Alibaba is in talks to buy a 20 percent stake in India's smartphone maker Micromax for $1.2 billion. (Reuters)

Facebook gave the press a look at its new glass and steel, ultra-transparent headquarters. (Wall Street Journal)

Google is going to give Android users more control over the data they have to share with apps. (Bloomberg) The company is letting customers order food delivery straight from Google search results.

Nintendo is delaying a new game console so it can beef up its smartphone games business. (Bloomberg)

Tesla burned through $558 million last quarter, and analysts say the company may have to raise more capital. (Bloomberg)

Zappos has lost 14 percent of its workforce as it transitions to a radical new management structure called Holacracy. (Wall Street Journal)

Media Files

Cable companies are partnering with streaming services to survive the Internet age. (Bloomberg)

Security Watch

An NSA program to collect the phone records of millions of Americans has been ruled illegal by the Second U.S. Circuit Court of Appeals in New York. (Wall Street Journal)

A WordPress vulnerability is being used to hijack websites. (Ars Technica)

News and Notes

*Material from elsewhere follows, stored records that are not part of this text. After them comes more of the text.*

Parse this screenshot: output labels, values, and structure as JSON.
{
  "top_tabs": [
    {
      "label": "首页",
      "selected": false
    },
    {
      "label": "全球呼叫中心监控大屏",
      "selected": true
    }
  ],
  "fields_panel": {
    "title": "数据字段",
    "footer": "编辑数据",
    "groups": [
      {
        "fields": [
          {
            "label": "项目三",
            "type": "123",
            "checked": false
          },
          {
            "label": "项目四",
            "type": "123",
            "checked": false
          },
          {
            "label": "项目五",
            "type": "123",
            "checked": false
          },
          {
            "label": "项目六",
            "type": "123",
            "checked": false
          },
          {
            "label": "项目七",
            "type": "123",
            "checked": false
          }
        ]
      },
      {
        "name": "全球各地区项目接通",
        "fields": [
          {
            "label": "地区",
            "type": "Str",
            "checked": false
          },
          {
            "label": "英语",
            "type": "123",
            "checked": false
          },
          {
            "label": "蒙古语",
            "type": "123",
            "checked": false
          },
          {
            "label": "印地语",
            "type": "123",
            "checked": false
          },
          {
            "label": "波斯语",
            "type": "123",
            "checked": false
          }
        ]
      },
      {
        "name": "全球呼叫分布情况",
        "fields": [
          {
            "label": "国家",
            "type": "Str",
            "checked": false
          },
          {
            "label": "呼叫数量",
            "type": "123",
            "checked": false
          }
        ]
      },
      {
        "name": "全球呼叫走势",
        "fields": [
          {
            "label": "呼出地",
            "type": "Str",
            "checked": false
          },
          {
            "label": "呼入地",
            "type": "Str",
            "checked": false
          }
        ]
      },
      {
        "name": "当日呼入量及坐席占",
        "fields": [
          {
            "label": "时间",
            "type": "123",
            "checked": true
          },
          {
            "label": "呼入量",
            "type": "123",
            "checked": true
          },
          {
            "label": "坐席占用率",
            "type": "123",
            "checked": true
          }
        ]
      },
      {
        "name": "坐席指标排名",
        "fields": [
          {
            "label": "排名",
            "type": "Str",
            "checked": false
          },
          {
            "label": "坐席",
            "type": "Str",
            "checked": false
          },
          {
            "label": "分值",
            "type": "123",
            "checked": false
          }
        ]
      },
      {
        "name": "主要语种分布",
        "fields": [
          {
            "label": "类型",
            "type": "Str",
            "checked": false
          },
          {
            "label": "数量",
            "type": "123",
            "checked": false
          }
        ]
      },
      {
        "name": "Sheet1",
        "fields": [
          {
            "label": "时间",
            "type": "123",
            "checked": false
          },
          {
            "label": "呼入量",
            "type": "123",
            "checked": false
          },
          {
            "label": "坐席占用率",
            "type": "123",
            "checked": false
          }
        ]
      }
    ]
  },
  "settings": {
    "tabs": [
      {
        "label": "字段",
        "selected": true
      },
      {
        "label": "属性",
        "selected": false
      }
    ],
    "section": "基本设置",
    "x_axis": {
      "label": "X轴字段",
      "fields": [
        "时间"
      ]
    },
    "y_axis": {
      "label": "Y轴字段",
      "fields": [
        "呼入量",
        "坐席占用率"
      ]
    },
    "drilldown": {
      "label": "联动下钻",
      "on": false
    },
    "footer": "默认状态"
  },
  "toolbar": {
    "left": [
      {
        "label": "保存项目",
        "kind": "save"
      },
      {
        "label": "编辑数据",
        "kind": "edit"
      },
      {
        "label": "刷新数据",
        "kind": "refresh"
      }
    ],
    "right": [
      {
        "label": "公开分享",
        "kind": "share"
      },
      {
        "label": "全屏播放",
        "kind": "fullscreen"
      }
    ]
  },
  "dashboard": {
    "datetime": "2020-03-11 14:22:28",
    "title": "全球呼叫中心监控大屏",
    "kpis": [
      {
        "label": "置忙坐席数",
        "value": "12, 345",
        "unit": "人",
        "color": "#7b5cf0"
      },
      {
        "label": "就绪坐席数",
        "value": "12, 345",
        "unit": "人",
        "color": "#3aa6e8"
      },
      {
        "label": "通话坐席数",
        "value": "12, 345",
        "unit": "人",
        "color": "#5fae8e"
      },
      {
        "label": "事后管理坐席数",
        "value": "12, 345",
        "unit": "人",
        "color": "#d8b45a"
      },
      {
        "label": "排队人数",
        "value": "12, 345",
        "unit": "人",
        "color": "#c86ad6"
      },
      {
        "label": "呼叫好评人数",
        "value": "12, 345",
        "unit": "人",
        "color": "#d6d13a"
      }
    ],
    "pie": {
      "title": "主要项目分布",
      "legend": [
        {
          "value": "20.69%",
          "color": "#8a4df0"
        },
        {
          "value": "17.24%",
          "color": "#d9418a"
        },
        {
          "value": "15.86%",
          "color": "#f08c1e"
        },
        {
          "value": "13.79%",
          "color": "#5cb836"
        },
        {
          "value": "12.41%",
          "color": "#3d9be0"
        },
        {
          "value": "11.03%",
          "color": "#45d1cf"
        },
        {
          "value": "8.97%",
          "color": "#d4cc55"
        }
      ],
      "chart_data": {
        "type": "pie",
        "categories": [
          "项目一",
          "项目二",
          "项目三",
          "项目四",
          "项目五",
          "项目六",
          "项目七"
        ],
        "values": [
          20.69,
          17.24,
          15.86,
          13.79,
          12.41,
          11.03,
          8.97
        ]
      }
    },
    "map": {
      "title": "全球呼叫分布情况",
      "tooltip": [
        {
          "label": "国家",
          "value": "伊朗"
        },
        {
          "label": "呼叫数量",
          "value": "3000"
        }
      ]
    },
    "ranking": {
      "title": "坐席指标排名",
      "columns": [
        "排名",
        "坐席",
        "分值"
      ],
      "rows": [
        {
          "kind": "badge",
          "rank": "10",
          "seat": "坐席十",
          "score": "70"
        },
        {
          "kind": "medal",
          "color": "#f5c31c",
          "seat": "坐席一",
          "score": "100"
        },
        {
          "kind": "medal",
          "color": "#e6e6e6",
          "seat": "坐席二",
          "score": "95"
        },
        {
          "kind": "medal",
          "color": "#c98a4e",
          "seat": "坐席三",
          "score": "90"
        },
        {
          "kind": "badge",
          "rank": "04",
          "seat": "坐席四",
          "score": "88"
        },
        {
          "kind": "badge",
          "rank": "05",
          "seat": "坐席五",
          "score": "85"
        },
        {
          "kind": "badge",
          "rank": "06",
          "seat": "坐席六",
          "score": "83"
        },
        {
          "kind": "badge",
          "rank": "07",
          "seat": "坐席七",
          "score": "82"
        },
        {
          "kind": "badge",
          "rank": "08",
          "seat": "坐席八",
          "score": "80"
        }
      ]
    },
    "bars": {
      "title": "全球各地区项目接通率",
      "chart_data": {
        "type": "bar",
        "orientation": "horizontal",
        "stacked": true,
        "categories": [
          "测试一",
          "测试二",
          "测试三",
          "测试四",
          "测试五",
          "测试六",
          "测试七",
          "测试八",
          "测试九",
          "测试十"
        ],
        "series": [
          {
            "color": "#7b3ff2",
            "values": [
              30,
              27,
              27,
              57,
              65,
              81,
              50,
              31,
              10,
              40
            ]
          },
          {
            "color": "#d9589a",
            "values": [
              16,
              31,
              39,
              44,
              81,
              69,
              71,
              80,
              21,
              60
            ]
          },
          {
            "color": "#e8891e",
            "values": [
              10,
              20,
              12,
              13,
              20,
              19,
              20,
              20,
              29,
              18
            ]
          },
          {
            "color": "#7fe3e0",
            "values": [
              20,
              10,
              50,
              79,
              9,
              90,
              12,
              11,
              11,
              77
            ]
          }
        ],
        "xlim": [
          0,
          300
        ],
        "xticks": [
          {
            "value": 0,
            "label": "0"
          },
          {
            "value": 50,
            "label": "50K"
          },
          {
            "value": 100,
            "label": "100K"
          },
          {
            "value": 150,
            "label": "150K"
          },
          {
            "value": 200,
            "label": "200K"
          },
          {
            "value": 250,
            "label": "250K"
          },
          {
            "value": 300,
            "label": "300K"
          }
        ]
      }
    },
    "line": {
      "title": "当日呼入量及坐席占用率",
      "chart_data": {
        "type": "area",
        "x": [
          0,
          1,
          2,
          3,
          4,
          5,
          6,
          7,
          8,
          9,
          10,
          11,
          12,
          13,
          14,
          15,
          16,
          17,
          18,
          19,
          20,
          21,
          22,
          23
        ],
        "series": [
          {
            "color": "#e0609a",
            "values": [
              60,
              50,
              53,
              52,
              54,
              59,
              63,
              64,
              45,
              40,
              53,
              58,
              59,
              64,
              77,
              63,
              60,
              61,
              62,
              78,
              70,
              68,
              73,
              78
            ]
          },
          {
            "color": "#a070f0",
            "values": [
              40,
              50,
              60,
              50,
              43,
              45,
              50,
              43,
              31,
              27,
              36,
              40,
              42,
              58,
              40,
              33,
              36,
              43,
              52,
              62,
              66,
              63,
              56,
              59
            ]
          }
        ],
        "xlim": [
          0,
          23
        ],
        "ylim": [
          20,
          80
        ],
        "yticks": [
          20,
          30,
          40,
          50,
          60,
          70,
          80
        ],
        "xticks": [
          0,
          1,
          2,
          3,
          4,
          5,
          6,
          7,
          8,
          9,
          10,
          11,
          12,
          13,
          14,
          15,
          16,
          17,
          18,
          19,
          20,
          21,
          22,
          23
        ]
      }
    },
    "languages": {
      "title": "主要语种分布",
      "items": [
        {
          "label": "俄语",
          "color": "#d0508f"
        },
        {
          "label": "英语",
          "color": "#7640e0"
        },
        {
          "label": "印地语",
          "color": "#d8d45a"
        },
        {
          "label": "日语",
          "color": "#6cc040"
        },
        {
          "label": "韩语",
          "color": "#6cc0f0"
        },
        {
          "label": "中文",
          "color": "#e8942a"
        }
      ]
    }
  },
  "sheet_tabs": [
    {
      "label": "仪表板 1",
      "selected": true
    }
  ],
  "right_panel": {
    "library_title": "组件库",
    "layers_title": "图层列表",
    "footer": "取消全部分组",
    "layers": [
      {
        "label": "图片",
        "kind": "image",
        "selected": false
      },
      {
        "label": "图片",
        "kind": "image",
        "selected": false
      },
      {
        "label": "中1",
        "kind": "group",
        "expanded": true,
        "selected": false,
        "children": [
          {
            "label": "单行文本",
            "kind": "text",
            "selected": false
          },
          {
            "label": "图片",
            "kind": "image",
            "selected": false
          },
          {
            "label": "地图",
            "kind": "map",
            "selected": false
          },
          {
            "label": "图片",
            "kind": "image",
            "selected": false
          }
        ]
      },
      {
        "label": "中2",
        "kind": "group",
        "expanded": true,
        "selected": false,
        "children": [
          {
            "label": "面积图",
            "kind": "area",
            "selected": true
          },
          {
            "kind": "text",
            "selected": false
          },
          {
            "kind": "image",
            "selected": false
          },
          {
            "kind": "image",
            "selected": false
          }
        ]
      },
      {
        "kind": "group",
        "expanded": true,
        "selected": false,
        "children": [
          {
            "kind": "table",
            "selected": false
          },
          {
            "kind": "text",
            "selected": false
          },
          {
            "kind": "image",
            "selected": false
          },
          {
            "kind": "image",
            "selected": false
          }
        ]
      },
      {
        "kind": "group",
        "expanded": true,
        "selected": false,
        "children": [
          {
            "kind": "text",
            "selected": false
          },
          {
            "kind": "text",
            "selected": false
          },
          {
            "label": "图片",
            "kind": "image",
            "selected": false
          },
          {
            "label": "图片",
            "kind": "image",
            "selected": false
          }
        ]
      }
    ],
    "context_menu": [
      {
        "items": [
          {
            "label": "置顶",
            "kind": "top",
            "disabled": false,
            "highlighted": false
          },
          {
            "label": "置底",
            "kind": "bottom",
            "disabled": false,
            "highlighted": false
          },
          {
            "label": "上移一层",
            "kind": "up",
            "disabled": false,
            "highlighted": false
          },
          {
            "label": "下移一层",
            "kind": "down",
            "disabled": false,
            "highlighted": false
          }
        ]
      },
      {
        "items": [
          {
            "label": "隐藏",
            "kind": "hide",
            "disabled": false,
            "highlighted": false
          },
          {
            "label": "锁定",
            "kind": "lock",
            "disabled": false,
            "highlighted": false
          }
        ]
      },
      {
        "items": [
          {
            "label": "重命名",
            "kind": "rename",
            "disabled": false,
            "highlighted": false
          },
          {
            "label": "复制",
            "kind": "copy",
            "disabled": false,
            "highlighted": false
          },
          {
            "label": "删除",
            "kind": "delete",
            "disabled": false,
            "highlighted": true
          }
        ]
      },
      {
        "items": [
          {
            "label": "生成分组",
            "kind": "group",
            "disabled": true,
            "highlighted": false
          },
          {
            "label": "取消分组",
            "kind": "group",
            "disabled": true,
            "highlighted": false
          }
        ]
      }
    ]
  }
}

Ericsson is expanding its patent lawsuit against Apple to include Germany, Britain and the Netherlands. (Cult of Mac)

Quote of the Day

“I’ve always tried to make sure I never pay too much attention to the 'CEO of the year' stuff, because the 'worst CEO of the year' stuff is right around the corner.” – Dick Costolo

This column does not necessarily reflect the opinion of Bloomberg View's editorial board or Bloomberg LP, its owners and investors.

To contact the editor on this story:
Maria Lamagna at mlamagna@bloomberg.net